Consenting to having photos or videos of yourself taken is different from consenting to sexual activity.

Sexting is illegal if you are under 18 and can be illegal if you are 18 or older.Consent in the context of sexting has to do with privacy. Kids Help Phone discusses consent as “agreeing to something using your own free will.” Just because you consent to intimate images being taken of you does not mean that you consent to those intimate images being shared with anyone other than the intended recipient.

When it comes to sexual activity, Canadian law says that the age of consent is 16 years old. There are exceptions:

  • a person aged 12 or 13 can consent to sexual activity with someone less than 2 years older;
  • a person aged 14 or 15 can consent to sexual activity with someone less than 5 years older.

People under 12 years of age cannot give consent at all, even with someone who is close in age.

However, if you are under 18 years of age, you cannot consent to sexual activity with anyone:

  • who is in a position of trust or authority over you (such as a teacher, coach or employer); or
  • who you are in a relationship of dependency with; or
  • who you are in a relationship with and who is exploiting you.
Where to get help?

If you have more questions or concerns about sexting, you can call the Kids Help Phone at 1.800.668.6868 or visit their website.
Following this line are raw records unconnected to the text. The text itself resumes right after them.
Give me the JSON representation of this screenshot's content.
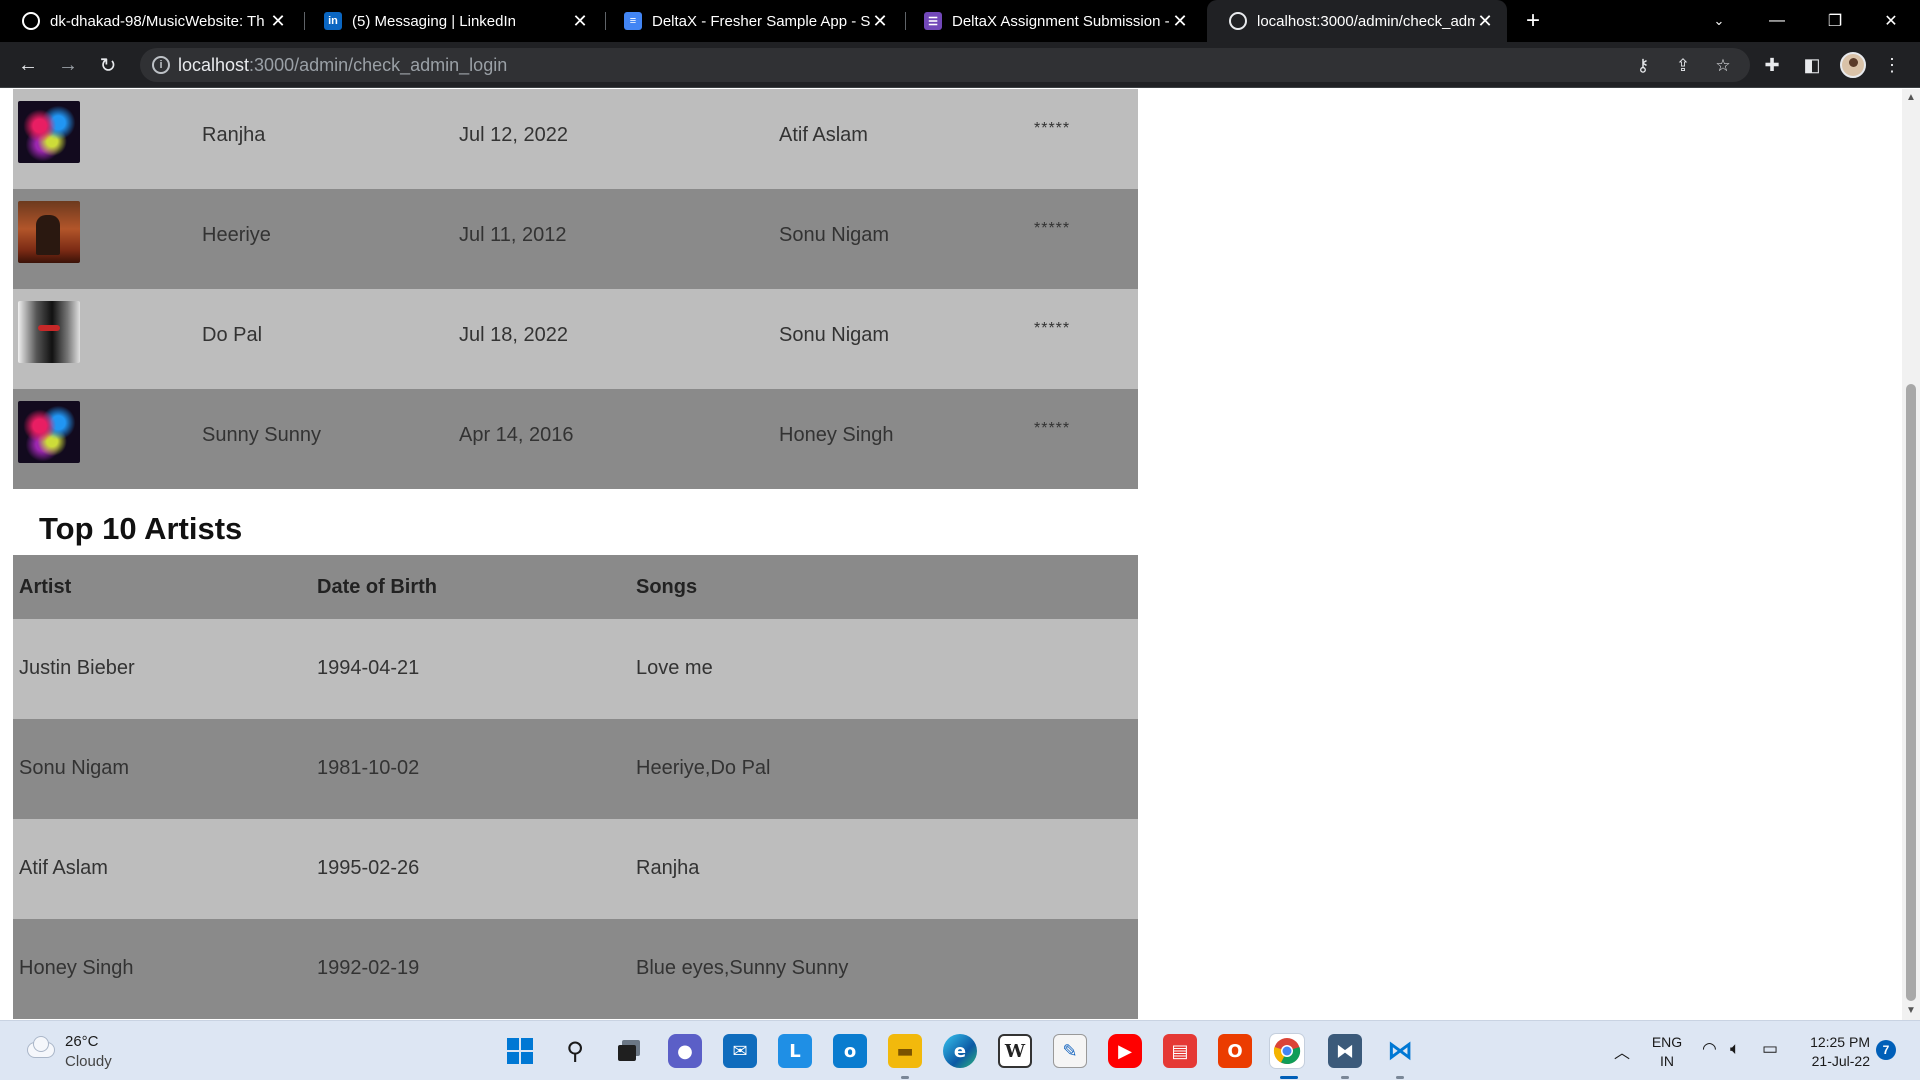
{
  "browser": {
    "tabs": [
      {
        "title": "dk-dhakad-98/MusicWebsite: Th",
        "icon": "github-icon",
        "color": "#ffffff",
        "active": false
      },
      {
        "title": "(5) Messaging | LinkedIn",
        "icon": "linkedin-icon",
        "color": "#0a66c2",
        "active": false
      },
      {
        "title": "DeltaX - Fresher Sample App - Sp",
        "icon": "google-docs-icon",
        "color": "#4285f4",
        "active": false
      },
      {
        "title": "DeltaX Assignment Submission -",
        "icon": "google-forms-icon",
        "color": "#7248b9",
        "active": false
      },
      {
        "title": "localhost:3000/admin/check_adm",
        "icon": "globe-icon",
        "color": "#e8eaed",
        "active": true
      }
    ],
    "url_host": "localhost",
    "url_rest": ":3000/admin/check_admin_login"
  },
  "songs": [
    {
      "name": "Ranjha",
      "date": "Jul 12, 2022",
      "artist": "Atif Aslam",
      "rating": "*****",
      "cover": "cover-a"
    },
    {
      "name": "Heeriye",
      "date": "Jul 11, 2012",
      "artist": "Sonu Nigam",
      "rating": "*****",
      "cover": "cover-b"
    },
    {
      "name": "Do Pal",
      "date": "Jul 18, 2022",
      "artist": "Sonu Nigam",
      "rating": "*****",
      "cover": "cover-c"
    },
    {
      "name": "Sunny Sunny",
      "date": "Apr 14, 2016",
      "artist": "Honey Singh",
      "rating": "*****",
      "cover": "cover-a"
    }
  ],
  "artists_section": {
    "title": "Top 10 Artists",
    "headers": [
      "Artist",
      "Date of Birth",
      "Songs"
    ],
    "rows": [
      {
        "artist": "Justin Bieber",
        "dob": "1994-04-21",
        "songs": "Love me"
      },
      {
        "artist": "Sonu Nigam",
        "dob": "1981-10-02",
        "songs": "Heeriye,Do Pal"
      },
      {
        "artist": "Atif Aslam",
        "dob": "1995-02-26",
        "songs": "Ranjha"
      },
      {
        "artist": "Honey Singh",
        "dob": "1992-02-19",
        "songs": "Blue eyes,Sunny Sunny"
      }
    ]
  },
  "taskbar": {
    "weather_temp": "26°C",
    "weather_condition": "Cloudy",
    "lang_line1": "ENG",
    "lang_line2": "IN",
    "time": "12:25 PM",
    "date": "21-Jul-22",
    "notification_count": "7"
  },
  "colors": {
    "row_light": "#bdbdbd",
    "row_dark": "#8a8a8a",
    "taskbar_bg": "#dde6f3",
    "accent": "#005fb8"
  }
}
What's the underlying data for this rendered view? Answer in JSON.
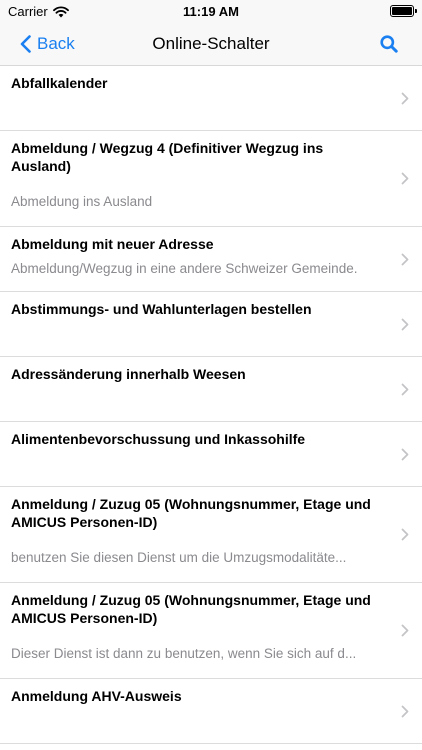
{
  "status_bar": {
    "carrier": "Carrier",
    "time": "11:19 AM",
    "wifi_icon": "wifi-icon",
    "battery_icon": "battery-icon"
  },
  "nav": {
    "back_label": "Back",
    "title": "Online-Schalter",
    "search_icon": "search-icon",
    "accent_color": "#1a7ff0"
  },
  "rows": [
    {
      "title": "Abfallkalender",
      "subtitle": ""
    },
    {
      "title": "Abmeldung / Wegzug 4 (Definitiver Wegzug ins Ausland)",
      "subtitle": "Abmeldung ins Ausland"
    },
    {
      "title": "Abmeldung mit neuer Adresse",
      "subtitle": "Abmeldung/Wegzug in eine andere Schweizer Gemeinde."
    },
    {
      "title": "Abstimmungs- und Wahlunterlagen bestellen",
      "subtitle": ""
    },
    {
      "title": "Adressänderung innerhalb Weesen",
      "subtitle": ""
    },
    {
      "title": "Alimentenbevorschussung und Inkassohilfe",
      "subtitle": ""
    },
    {
      "title": "Anmeldung / Zuzug 05 (Wohnungsnummer, Etage und AMICUS Personen-ID)",
      "subtitle": "benutzen Sie diesen Dienst um die Umzugsmodalitäte..."
    },
    {
      "title": "Anmeldung / Zuzug 05 (Wohnungsnummer, Etage und AMICUS Personen-ID)",
      "subtitle": "Dieser Dienst ist dann zu benutzen, wenn Sie sich auf d..."
    },
    {
      "title": "Anmeldung AHV-Ausweis",
      "subtitle": ""
    }
  ]
}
If you believe a photo or video of you has been shared without your consent, you can contact your local police.


Jessica Steingard
Jessica Steingard
Jessica Steingard, BCom, JD, is a staff lawyer at the Centre for Public Legal Education Alberta.

A Publication of CPLEA

For COVID-19 information: 
COVID-19 Alberta Law FAQ

Font Resize